"They have a sense when there is someone in danger," said Louis Diaz, petty officer with the U.S. Coast Guard. "They have assisted humans in life and death situations. I don't know how they know, but they do."
It is hard to say if the creatures were trying to save the men, protect them from predators or keep them company during their last hours.
"Dolphins are sometimes very curious or playful animals, they are known to sometimes try to support sick and injured members of their kind, and there are reports of them sometimes seeming to come to the aid of humans in the water, but there is no way for us at this time to be able to know what they were doing with any certainty in this case," said Randy Wells of Dolphin Quest,an organization that offers dolphin discovery programs to the public.
Kimball's wife Debbie feels certain the three mammals were there to protect the two men. And it comforts her.
"My husband and I shared dolphin gifts for years. He loved everything about the ocean," she said. "That is the way my husband would have wanted it. I'm sure he closed his eyes and was thankful he was surrounded by dolphins."
More than 200 private boats helped search the Gulf waters for the two lost firefighters.
Coast Guard crews combed the area for more than 80 hours from Saturday to Tuesday, scanning 40,000 square miles, an area equivalent to the state of Virginia. The cause of the accident still remains a mystery.
There were 4- to 5-foot seas. The wind was 10 to 15 knots and visibility was eight to 10 miles.
Shortly after finding the 18-foot bass boat 40 miles off the shore of Appalachicola, rescue crews located the bodies of the two men, who were still wearing life jackets. They were roughly eight miles from the boat. Hypothermia is believed to be the cause of death.
The families feel a special appreciation for the generosity of the folks at the Keaton Beach Marina, in Perry, Fla., and for the Alpharetta firefighters who were with them there: Ken Whitaker, Robby Rogers, Chip Garmon, Joe Popadics and Craig Schmitz.
Kimball's novel depicts fireman's storied career
By JENNIFER J. HOWARD
Jay Kimball's wife wants people to hear his voice the words he wrote in a manuscript about his 20-year career in emergency work.
What people may not know is that the late Alpharetta firefighter directed emergency response crews in the aftermath of the Oklahoma City bombing.
Kimball was sickened when he couldn't reach a man who was clearly dead three stories above because he wanted desperately for him to be transported back to his family.
It is the side of life few people see, and a side people in emergency service rarely discuss.
They hide behind humor and uphold the image of strength that is expected of them while continuing to work hard to save lives.
Jay Kimball's wife wants to see her husband's work published, even if it is only for the eyes of other people in emergency services. It is a story about EMS life a fictionalized biography of sorts.
"What the manuscript is is the biography of his life on the street for 20 years and all the things he saw as a paramedic and firefighter," Kimball's wife Debbie said.

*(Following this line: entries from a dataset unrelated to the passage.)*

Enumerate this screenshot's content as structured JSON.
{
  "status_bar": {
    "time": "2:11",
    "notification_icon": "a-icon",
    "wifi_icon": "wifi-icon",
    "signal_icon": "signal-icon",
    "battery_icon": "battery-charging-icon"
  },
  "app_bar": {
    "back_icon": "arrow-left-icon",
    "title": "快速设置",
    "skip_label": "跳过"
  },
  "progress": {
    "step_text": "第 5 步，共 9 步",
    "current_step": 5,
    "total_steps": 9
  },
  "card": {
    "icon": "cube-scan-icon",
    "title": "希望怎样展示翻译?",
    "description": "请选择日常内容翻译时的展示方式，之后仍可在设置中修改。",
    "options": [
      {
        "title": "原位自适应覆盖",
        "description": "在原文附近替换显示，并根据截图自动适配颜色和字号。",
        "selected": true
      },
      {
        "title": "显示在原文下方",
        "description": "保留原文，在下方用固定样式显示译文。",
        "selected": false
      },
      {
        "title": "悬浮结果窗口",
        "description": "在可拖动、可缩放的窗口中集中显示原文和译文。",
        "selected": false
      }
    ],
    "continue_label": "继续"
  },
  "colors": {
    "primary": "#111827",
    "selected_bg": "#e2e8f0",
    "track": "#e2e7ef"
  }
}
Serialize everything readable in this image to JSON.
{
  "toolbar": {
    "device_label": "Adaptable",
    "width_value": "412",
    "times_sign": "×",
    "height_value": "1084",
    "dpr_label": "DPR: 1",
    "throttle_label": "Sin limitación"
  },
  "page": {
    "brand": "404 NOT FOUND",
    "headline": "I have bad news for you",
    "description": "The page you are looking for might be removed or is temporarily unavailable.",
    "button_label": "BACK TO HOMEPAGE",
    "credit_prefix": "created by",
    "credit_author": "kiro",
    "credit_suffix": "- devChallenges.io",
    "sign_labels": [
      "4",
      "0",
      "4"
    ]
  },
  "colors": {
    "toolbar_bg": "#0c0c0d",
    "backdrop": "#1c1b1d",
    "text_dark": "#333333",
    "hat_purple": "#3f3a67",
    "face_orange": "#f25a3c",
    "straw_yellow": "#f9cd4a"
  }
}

The couple, who met in Indianapolis 10 years ago, were living in Tulsa when the bomb went off. Kimball was paged and there began one of the most distressing weeks of his life.
"He would call me from down there in tears. There was a 2-mile square block of devastation. It looked like Beruit. My company let us out of work and we stood in line for seven hours to give blood and we all did," she said. "It had a profound affect on him. That's what affected him most these young children who never got to live a life."
As for Timothy McVeigh's delayed execution, Debbie said she knows her husband is furious.
"He wanted to strap a bomb to his butt in the desert and cover him with honey and let him wonder when it was going to go off," she said. "He saw what this man did and the book encompasses that."
Kimball also responded to the cat walk collapse at the Hyatt Regency Hotel in Kansas City. The horror he saw is indescribable.
Debbie, who works as a technical advisor and software instructor for Cintech Solutions, hopes to have at least 100 copies published for other firefighters and those working in emergency services.
"Jay was just a guy who gave a darn about people," she said.
Links: James Morton Kimball